So far, this has been a problem primarily for poorer households. Over the past forty years, the median household has seen incomes rise enough, and a big enough cheapening in food, clothing, and other items, to offset the higher price of basic services.
But Baumol’s logic predicts that, unless we reverse income inequality, or become much more productive in producing healthcare and education—and both seem very unlikely anytime soon—these things will become increasingly unaffordable to even the middle class.
I’m from the government and I’m here to help
We need to reframe our understanding of the correct degree of government funding for these services. If government is in the business of providing all households, regardless of income, with access to basic human needs—and these human needs are disproportionately in the less productive sectors of the economy, where costs are growing—then government will naturally grow larger.
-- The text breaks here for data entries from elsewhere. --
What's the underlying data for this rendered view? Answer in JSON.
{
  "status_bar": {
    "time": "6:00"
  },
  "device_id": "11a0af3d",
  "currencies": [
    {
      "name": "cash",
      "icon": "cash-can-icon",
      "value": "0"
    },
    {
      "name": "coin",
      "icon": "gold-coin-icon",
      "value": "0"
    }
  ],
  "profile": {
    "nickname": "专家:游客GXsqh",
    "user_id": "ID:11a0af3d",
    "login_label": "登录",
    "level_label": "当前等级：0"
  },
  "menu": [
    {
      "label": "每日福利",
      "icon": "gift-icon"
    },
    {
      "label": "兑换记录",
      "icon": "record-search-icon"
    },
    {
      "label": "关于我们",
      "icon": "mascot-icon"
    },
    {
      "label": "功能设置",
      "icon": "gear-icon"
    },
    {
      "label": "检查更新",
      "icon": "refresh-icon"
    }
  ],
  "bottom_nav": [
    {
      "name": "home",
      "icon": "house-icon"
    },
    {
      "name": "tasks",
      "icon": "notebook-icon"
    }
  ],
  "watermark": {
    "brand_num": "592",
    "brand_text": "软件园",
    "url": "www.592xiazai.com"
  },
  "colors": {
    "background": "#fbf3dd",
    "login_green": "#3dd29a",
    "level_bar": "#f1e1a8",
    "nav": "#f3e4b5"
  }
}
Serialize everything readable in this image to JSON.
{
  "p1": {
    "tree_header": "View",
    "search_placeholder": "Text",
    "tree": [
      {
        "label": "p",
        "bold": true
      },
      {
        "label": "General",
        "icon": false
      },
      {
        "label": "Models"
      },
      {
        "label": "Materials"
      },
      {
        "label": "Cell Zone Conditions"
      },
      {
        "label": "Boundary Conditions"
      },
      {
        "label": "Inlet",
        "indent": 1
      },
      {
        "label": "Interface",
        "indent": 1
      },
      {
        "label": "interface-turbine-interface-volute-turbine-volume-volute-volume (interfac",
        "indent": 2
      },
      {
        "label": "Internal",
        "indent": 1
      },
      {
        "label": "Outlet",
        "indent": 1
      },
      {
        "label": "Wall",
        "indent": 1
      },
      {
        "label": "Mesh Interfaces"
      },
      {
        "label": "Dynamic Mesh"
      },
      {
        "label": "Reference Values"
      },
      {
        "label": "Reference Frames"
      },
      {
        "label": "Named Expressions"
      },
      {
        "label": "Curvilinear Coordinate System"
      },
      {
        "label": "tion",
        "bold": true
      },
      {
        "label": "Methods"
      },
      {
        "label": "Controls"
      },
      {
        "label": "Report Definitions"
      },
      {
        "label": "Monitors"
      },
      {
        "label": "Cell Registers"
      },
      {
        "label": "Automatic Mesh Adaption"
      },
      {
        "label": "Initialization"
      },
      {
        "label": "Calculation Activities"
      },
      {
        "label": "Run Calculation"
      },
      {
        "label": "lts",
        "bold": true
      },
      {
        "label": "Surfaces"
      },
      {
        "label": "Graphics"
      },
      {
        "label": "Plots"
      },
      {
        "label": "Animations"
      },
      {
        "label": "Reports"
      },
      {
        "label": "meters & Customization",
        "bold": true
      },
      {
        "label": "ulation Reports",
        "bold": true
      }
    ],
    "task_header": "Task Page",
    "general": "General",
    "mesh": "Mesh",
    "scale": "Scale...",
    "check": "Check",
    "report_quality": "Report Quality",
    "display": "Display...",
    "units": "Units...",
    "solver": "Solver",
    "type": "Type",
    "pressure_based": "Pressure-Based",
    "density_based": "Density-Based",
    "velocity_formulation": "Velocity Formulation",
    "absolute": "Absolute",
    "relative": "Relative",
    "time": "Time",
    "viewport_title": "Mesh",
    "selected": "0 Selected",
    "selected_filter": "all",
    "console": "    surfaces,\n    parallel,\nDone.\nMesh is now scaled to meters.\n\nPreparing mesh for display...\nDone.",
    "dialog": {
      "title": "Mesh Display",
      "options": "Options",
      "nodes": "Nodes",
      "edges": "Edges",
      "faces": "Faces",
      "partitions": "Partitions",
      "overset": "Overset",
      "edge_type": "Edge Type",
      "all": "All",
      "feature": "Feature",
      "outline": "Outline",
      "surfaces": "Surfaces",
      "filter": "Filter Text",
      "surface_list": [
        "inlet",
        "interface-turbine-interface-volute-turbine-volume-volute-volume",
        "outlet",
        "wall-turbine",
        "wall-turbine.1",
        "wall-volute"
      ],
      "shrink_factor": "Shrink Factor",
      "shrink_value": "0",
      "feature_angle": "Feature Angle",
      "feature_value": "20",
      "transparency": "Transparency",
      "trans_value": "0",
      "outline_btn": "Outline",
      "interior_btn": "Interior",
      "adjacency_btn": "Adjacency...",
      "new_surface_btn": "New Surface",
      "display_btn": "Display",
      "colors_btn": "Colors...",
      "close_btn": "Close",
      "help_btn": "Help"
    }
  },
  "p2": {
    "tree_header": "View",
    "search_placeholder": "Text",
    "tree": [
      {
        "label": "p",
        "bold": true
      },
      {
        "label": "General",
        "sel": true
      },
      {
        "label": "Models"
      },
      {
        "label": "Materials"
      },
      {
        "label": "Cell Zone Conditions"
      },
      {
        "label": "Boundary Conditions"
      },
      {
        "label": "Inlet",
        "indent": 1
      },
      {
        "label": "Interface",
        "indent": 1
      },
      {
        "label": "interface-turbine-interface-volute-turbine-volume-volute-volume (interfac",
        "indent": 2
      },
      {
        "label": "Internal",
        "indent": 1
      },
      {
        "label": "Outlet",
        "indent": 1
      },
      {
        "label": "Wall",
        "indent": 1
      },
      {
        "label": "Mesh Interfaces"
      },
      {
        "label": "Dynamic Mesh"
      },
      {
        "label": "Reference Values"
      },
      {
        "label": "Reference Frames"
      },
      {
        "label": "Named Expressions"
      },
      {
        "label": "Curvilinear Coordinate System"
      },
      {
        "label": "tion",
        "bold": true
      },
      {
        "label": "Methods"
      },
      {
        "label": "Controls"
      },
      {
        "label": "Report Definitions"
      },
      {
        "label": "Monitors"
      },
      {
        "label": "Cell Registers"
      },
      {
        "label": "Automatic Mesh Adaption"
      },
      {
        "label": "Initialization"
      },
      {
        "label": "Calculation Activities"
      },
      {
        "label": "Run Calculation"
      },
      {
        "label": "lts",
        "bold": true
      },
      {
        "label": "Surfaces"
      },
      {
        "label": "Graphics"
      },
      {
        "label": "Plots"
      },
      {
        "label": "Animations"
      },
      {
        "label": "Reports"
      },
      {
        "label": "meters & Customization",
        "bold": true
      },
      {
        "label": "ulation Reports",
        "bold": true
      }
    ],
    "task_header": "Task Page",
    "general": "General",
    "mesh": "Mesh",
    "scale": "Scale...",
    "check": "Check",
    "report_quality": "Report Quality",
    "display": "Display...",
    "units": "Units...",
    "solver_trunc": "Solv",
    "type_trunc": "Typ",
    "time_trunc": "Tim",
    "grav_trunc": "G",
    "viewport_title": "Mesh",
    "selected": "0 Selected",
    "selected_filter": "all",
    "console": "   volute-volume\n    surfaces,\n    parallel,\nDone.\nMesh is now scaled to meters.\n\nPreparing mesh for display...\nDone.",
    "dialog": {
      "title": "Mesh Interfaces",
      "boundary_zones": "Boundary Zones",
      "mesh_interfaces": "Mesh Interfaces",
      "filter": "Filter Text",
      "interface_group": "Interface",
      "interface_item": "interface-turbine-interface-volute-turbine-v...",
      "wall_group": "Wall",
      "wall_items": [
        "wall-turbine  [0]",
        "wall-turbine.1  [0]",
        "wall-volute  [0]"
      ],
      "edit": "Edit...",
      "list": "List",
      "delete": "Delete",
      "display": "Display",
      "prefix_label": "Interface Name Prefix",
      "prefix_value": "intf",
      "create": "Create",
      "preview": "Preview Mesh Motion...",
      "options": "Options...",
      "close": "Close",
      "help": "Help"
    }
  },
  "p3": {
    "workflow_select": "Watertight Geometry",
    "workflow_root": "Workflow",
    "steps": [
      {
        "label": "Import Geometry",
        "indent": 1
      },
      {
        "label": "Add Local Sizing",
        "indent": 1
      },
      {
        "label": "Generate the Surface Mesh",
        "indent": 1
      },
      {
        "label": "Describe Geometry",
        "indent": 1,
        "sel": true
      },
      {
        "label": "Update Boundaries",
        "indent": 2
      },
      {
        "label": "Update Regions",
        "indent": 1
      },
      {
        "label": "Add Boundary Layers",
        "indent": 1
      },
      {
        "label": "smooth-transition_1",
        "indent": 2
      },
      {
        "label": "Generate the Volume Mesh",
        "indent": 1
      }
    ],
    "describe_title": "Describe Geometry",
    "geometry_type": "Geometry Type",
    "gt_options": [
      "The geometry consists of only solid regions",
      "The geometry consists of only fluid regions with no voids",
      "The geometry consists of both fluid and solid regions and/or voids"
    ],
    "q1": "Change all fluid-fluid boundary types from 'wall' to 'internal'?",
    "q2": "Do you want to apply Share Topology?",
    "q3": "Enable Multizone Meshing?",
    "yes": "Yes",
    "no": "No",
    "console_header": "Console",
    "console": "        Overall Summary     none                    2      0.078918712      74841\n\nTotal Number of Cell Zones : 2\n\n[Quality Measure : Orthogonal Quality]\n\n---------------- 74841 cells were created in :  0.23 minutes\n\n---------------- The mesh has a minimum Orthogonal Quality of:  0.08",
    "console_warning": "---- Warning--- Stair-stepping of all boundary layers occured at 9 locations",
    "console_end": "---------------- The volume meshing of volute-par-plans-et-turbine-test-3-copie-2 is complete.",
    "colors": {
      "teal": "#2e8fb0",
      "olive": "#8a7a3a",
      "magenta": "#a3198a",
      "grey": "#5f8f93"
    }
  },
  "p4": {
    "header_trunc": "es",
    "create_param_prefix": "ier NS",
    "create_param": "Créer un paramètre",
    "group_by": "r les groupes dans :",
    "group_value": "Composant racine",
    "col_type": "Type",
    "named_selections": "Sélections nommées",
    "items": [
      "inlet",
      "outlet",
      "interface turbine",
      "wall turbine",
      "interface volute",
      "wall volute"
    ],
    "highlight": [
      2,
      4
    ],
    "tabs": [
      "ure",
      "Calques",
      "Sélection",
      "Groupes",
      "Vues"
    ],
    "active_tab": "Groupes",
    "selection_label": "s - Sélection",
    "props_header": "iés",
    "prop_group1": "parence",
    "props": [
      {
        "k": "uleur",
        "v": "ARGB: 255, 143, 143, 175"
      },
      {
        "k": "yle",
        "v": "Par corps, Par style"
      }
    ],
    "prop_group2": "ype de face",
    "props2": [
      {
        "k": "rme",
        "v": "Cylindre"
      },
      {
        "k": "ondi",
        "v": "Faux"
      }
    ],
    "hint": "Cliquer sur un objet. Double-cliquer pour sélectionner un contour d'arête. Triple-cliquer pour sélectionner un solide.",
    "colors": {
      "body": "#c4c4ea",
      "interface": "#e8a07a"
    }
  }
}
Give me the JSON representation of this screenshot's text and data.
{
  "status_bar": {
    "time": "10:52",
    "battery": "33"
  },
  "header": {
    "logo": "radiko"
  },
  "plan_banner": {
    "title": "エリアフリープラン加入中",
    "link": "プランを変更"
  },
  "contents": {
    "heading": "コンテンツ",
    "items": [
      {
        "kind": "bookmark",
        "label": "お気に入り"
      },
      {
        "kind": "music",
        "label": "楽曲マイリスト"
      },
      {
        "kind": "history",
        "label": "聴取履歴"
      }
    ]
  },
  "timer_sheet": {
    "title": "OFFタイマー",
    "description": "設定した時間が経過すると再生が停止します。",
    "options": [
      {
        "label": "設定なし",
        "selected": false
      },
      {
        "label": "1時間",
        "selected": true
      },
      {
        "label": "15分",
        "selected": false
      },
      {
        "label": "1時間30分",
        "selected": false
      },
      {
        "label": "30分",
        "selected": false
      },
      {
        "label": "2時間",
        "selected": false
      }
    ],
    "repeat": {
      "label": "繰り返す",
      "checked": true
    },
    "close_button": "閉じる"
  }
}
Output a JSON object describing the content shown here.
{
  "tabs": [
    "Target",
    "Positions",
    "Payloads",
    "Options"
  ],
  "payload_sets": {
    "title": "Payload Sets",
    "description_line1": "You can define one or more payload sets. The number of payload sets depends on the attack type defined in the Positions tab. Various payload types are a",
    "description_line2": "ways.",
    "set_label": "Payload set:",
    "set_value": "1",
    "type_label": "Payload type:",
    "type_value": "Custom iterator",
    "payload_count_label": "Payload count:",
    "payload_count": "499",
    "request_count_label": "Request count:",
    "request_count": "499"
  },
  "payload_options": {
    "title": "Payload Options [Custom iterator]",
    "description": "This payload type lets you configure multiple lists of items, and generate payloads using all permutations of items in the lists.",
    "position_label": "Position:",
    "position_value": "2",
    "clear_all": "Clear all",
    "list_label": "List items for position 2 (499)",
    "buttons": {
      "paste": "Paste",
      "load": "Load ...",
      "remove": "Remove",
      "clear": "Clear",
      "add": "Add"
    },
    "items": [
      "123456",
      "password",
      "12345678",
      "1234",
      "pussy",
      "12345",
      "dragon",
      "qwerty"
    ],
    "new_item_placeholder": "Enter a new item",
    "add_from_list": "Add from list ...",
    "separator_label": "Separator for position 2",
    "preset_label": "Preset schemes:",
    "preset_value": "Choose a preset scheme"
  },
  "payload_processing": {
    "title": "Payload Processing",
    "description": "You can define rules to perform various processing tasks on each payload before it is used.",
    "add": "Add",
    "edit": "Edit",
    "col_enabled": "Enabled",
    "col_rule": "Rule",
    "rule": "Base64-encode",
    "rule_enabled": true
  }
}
To prevent this growth, to ‘starve the beast’, as many conservatives would like, would curtail access to the basic needs that the country—overall—can amply afford.
Baumol himself argued that, although his “cost disease” is actually a reflection of efficiency gains in some parts of the economy, and is not problematic for the wealthy because of their accompanying rise in incomes, the government will still have to intervene—and increasingly so:
“Even if this analysis is correct, and society will be able to enjoy an increasingly abundance of health and educational services, their rising real price can nevertheless deny them, increasingly, to the poor, and even more likely, to the middle classes. In a rich economy, that is hardly acceptable, and government will no doubt have to intervene to provide the means for the economically underprivileged to get their share of these and other vital services affected by cost disease.”
William Baumol, Children of the Performing Arts: the Economic Dilemma
But he also foresaw that people would have a hard time getting their heads around this, and that explaining it to the general public would be key:
“One can hardly blame such persons for their reluctance to be taken in by what appears to be a sleight of hand or mere theoretical gobbledygook...yet the task of explanation to the public should not be beyond the most skilled of journalists and others who specialize in the art of effective communication. And an indispensable task it is, for without it effective budgetary reorientation along the lines described will undoubtedly be impossible in a democratic society.”
The risk is that economists are not in fact gifted communicators, and that although 90% of them agree that immutable productivity differences in the economy are driving up prices for basic services, the general public sees rising subsidies as government ineptitude and waste.
In that case, it may not be until the real costs of underfunding public services becomes painfully clear that we start to make provisions for universal access to them.
As British economist RH Tawney feared:
“It is not till it is discovered that high individual incomes will not purchase the mass of mankind immunity from cholera, typhus, and ignorance, still less secure them the positive advantages of educational opportunity and economic security, that slowly and reluctantly, amid prophecies of moral degeneration and economic disaster, society begins to make collective provision for needs no ordinary individual, even if he works overtime all his life, can provide himself.”
I hope we make that collective discovery sooner than later.